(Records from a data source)
————————
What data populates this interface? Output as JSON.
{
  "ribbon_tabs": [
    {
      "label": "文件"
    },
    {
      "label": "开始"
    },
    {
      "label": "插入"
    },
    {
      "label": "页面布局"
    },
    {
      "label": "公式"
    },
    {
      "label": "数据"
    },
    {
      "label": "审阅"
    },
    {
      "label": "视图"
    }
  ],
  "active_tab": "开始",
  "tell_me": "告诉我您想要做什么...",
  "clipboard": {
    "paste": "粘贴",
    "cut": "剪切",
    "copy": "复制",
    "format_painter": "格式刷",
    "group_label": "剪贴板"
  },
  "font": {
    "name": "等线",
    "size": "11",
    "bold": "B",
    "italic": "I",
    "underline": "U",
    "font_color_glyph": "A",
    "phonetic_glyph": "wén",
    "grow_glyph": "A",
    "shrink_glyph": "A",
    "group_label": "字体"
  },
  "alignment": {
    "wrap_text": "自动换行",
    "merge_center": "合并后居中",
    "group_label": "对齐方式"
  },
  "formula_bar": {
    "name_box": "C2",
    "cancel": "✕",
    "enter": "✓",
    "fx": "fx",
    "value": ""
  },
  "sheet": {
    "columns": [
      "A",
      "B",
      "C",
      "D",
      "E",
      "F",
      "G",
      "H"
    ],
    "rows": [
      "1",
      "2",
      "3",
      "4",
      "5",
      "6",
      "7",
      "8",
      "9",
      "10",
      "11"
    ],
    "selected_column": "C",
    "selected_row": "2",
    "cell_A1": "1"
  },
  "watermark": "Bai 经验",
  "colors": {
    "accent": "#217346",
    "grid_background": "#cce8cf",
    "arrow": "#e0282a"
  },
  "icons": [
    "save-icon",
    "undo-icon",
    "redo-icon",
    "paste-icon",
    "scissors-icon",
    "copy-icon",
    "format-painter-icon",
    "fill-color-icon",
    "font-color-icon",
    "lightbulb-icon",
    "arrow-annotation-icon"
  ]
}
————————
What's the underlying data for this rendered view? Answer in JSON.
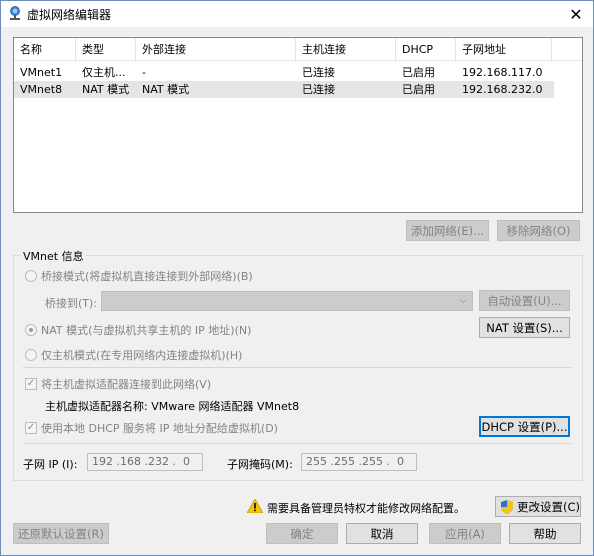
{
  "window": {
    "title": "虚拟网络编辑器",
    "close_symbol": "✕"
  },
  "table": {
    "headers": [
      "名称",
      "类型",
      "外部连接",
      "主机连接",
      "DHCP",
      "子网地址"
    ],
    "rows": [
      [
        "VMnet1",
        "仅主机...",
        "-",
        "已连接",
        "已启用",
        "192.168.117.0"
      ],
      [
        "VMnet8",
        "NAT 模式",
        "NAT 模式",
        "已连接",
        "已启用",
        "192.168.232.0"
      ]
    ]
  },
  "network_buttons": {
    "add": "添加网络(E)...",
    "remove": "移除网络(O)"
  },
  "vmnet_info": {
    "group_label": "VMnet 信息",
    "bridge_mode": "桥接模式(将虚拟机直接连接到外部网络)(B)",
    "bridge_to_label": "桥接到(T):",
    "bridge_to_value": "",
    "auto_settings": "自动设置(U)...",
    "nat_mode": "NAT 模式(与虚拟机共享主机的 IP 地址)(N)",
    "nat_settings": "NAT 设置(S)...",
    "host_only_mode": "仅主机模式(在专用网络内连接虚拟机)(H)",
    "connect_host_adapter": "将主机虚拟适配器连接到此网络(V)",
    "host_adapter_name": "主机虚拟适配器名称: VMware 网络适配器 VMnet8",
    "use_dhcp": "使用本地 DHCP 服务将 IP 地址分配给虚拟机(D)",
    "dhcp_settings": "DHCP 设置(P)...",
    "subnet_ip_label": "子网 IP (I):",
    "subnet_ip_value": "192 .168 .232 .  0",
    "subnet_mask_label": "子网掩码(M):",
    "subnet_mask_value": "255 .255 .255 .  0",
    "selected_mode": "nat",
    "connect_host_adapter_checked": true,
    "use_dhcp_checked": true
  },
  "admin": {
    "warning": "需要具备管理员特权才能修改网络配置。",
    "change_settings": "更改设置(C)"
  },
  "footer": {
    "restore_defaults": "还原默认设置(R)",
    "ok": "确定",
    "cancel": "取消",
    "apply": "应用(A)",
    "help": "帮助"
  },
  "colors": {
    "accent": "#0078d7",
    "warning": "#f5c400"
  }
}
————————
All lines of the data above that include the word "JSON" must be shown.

◆ Output below
What data populates this interface? Output as JSON.
What's the underlying data for this rendered view? Answer in JSON.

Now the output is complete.